28 Oct 2019 11:20 AM

Last weekend, I and one of the new Assistant Research Officers decided to go on a Chocolate Tour, just outside of Puerto Jimenez. We went into town on the Saturday and stayed overnight, enjoying the luxuries of WiFi, a fridge, and ‘air conditioning’ (giant fans, but better than nothing). On Sunday we were picked up at the leisurely hour of 9am after a very welcome lie-in (we are usually up at 4:30/5am on camp!)

It was a short drive to the Chocolate Farm, located just outside Puerto Jimenez. The farm is a family business, with around 20 hectares of land and over 200 cocoa trees, as well as many other plants from Pineapple and Banana trees to multiple herbs and spices, including one that you can use as a mosquito repellent. The farm is beautiful to walk around, with many blossoming flowers, butterflies, and one exceptionally large tree – the second oldest of its kind in the Osa Peninsular, we were told.

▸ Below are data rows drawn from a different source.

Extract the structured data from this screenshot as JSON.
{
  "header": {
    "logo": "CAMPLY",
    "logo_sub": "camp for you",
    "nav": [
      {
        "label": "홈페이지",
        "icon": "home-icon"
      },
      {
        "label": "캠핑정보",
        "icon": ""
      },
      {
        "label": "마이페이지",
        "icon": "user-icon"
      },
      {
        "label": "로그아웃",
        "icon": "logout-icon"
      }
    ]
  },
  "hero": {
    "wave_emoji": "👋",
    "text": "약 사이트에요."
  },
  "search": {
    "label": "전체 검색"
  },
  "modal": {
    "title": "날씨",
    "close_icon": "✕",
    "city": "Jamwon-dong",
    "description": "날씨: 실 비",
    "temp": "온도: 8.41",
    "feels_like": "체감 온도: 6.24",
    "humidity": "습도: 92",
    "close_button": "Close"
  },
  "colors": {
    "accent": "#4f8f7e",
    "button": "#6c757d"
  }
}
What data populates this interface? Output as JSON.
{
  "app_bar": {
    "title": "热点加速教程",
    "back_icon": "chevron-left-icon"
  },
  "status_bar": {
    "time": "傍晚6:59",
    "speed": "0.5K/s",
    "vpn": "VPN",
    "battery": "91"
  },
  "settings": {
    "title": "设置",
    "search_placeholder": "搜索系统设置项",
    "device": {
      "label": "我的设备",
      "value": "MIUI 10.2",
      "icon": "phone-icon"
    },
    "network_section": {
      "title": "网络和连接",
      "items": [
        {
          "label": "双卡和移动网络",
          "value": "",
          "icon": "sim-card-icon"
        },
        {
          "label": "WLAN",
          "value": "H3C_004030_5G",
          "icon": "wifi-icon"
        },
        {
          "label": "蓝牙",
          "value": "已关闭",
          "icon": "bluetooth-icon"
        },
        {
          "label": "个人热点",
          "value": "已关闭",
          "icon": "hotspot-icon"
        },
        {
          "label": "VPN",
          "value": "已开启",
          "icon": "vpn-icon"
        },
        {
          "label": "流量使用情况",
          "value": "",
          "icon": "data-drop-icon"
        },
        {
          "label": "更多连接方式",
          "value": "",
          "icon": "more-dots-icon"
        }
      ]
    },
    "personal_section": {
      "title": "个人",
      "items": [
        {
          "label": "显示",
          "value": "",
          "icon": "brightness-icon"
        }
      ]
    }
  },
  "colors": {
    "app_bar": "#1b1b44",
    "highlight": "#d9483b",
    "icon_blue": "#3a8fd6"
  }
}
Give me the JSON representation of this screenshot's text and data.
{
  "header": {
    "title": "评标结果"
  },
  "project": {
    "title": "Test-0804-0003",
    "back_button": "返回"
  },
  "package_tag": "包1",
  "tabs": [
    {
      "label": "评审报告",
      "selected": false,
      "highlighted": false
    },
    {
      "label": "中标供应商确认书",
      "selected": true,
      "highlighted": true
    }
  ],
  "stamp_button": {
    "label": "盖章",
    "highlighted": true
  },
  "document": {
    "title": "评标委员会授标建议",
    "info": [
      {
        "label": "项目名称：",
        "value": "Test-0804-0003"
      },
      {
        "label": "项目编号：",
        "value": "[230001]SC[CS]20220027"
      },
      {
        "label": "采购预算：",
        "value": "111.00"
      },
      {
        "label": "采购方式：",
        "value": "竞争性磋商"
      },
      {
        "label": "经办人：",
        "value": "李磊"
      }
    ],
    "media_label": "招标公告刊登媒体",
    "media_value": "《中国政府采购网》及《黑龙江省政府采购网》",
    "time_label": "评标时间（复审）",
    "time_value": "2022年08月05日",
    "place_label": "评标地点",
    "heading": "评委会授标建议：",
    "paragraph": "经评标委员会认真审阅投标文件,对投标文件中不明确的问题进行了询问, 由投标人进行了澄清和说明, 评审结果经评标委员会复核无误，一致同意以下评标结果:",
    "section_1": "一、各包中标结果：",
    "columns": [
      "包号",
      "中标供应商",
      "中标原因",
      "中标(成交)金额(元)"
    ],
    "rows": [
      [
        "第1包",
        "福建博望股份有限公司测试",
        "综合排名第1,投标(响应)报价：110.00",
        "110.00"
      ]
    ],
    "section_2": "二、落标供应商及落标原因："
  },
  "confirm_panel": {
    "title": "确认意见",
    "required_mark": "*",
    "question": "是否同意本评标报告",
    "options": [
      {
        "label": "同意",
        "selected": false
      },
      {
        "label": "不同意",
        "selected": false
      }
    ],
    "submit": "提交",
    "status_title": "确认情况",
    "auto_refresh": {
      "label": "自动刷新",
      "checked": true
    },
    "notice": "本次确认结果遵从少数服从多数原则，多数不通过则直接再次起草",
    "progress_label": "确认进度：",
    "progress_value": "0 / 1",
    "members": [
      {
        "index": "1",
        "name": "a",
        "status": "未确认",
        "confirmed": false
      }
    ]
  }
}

As we walked around the farm, we were told about the process of producing chocolate, from bean to bar. Our guide showed us the cocoa beans as they were growing on the trees – a deep purple colour when ripe – and explained how they are taken out of the pods and dried for at least 3 months before the hands-on work begins. On the farm there were also several geese, ducks, chickens, a rooster, and one very large turkey, oh…and a small Camen Crocodile in the little pond! As we walked through the farm, our guide plucked an orange from the tree, peeling it and handing it to us to eat. We were then given a fresh coconut from one of the coconut trees, enjoying the refreshing water straight from the shell with a hand fashioned bamboo straw cut on demand. It was that cliché ‘gap year’ moment, so of course we snapped a quick photo.

After the cocoa beans have been dried in the sun, they are then taken to be ground down and mixed with other ingredients to be made into the chocolate we know and love. The cocoa beans are ground by hand in a large pestle and mortar to remove the shells, which are then sifted off. At this point you have cacao nibs, rich in antioxidants and unadulterated by any other ingredient – 100% pure cacao. The cacao nibs are then ground down a few times until a rich paste is formed – cocoa butter. At this point, we were given the most delightful face mask of cocoa butter and coconut oil, made even more enjoyable by its delightful smell. Our skin was beautifully soft after washing off the face mask, and we were then able to taste the chocolate we had made, grinded with a little sugar and refrigerated to set into small blocks. They often grind it with milk powder too, but this isn’t strictly necessary.

The farm also sells chocolate bars made on the farm, and so of course we were sure to buy a few to take back to camp – it had been more than a month since I has tasted the sultry smooth taste of chocolate, and I wasn’t going to miss out on the opportunity to stock up on some emergency supplies for the next few weeks (or days, knowing me). Pleasantly full of fruit and chocolate, we finished our tour and were taken back to Puerto Jimenez. All in all, it was a fantastic morning, and definitely one of the better tours I have been on while here in the Osa Peninsular!

By Katie Tincello Frontier Costa Rica NGO Intern

Frontier runs terrestrial & marine conservationcommunityteaching and adventure projects in over 50 countries - join us and explore the world!